Your response needs to be the data below, retyped exactly.

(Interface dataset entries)
——
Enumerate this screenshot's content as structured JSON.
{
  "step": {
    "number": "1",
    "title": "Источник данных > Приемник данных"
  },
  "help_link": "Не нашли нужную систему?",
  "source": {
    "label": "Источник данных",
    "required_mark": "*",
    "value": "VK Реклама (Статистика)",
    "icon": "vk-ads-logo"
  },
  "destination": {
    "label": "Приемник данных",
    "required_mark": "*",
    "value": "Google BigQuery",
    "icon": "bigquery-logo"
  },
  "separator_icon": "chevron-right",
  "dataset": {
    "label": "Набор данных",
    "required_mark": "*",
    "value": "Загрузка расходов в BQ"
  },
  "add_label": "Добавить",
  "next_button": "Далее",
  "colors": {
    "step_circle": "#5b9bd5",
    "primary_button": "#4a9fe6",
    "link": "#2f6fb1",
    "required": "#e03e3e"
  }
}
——
Solved exercise:
Enumerate this screenshot's content as structured JSON.
{
  "step": {
    "number": "1",
    "title": "Источник данных > Приемник данных"
  },
  "help_link": "Не нашли нужную систему?",
  "source": {
    "label": "Источник данных",
    "required_mark": "*",
    "value": "VK Реклама (Статистика)",
    "icon": "vk-ads-logo"
  },
  "destination": {
    "label": "Приемник данных",
    "required_mark": "*",
    "value": "Google BigQuery",
    "icon": "bigquery-logo"
  },
  "separator_icon": "chevron-right",
  "dataset": {
    "label": "Набор данных",
    "required_mark": "*",
    "value": "Загрузка расходов в BQ"
  },
  "add_label": "Добавить",
  "next_button": "Далее",
  "colors": {
    "step_circle": "#5b9bd5",
    "primary_button": "#4a9fe6",
    "link": "#2f6fb1",
    "required": "#e03e3e"
  }
}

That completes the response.